Dementia sufferers to trial new drug in world first
Published: 11 September 2017
Victorians with an extreme form of dementia that emerges in middle-age will receive a new drug in a world-first trial.
Fifteen patients in the Royal Melbourne Hospital (RMH) will take part in the trial, and will be tested for changes in the brain over a 12-month period.
Thousands of Australians are affected by frontotemporal dementia, which causes changes in personality or behaviour between the ages of 45-65 years.
Professor Terry O’Brien, head of the University of Melbourne Department of Medicine at the RMH said the treatment could slow down or even reverse dementia.
“It’s a devastating, progressive condition that destroys the functioning of people and ultimately is fatal, and we currently have no way of treating it,” he said.
“We have found a drug that seems to reduce the protein that’s really important in this disease in about half the people [affected].”
Researchers have found about half of people with this particular type of dementia have tangles of ‘tau protein’ in their brain.
Professor O’Brien said protein blocks certain brain functions, and was found in other conditions besides dementia.
“This type of protein is increased in a variety of different brain diseases that result in the degeneration of the brain, including Alzheimer’s, post-traumatic brain injuries such as concussion,” he said.
The drug itself, sodium selenate, encourages an enzyme in the brain to strip away molecules from the ‘tau proteins’ to ‘de-clump’ the brain, according to Professor O’Brien.

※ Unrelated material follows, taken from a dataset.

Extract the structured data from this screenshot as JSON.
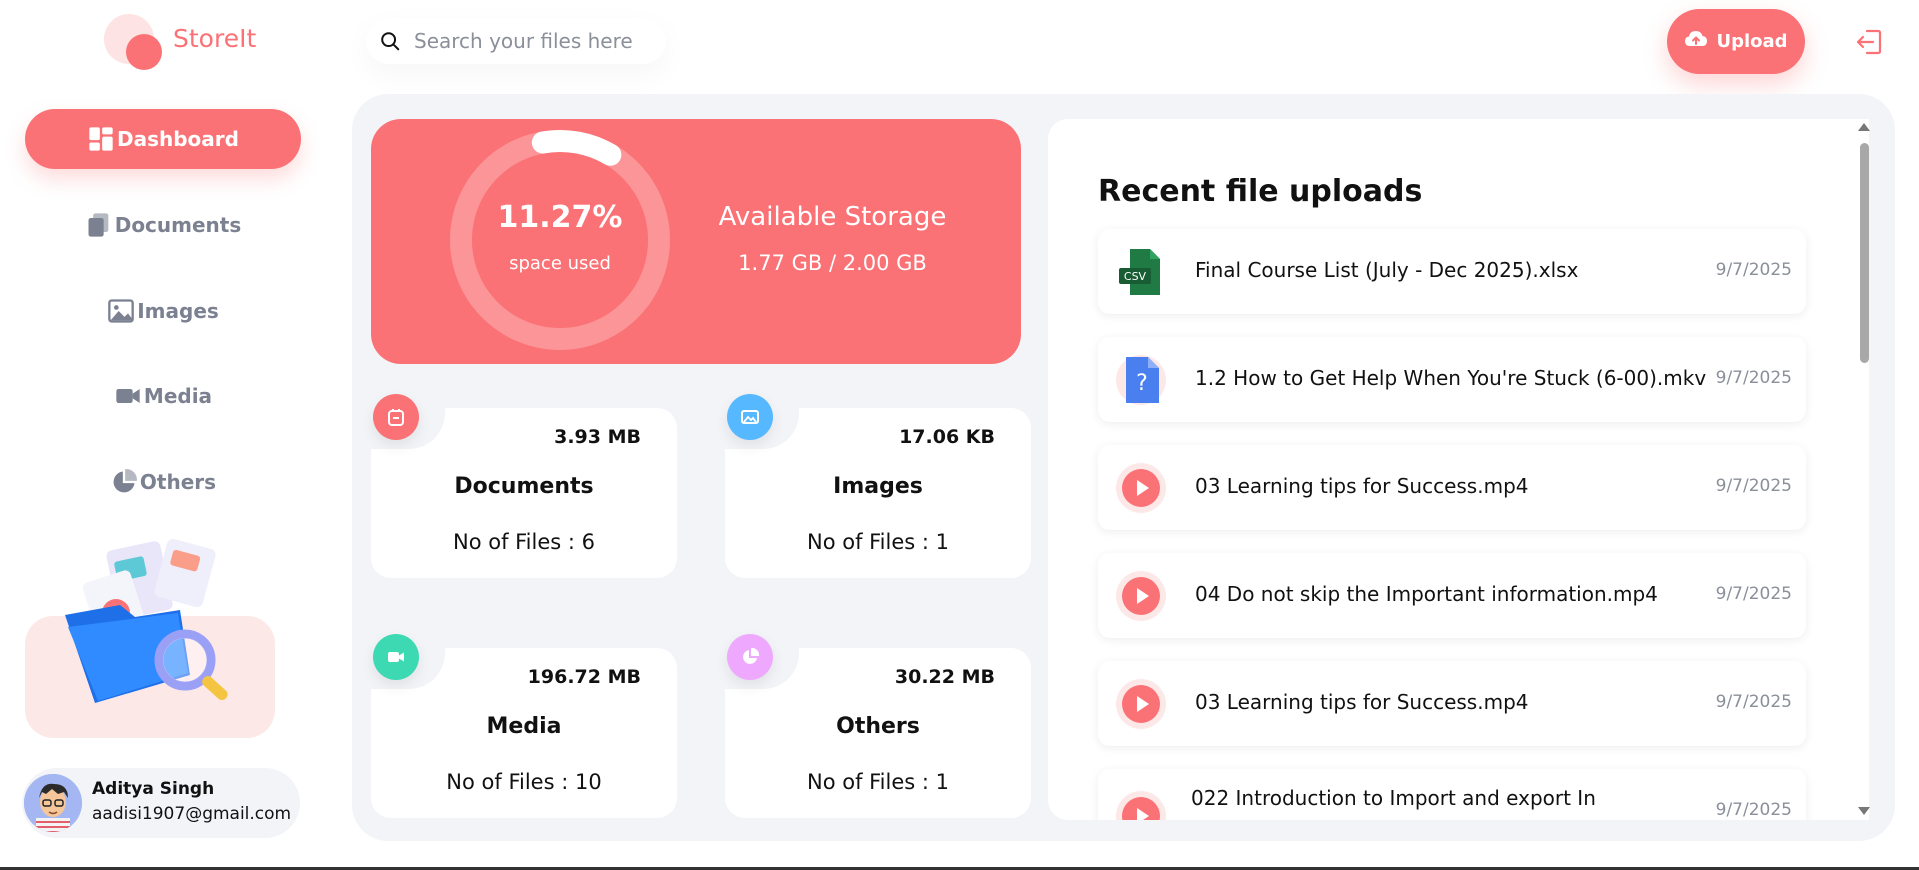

“You can never be 100 percent confident, but the pre-clinical evidence [for this drug] in animals is incredible powerful,” he said.
The trial is funded by the Royal Melbourne Neuroscience Foundation.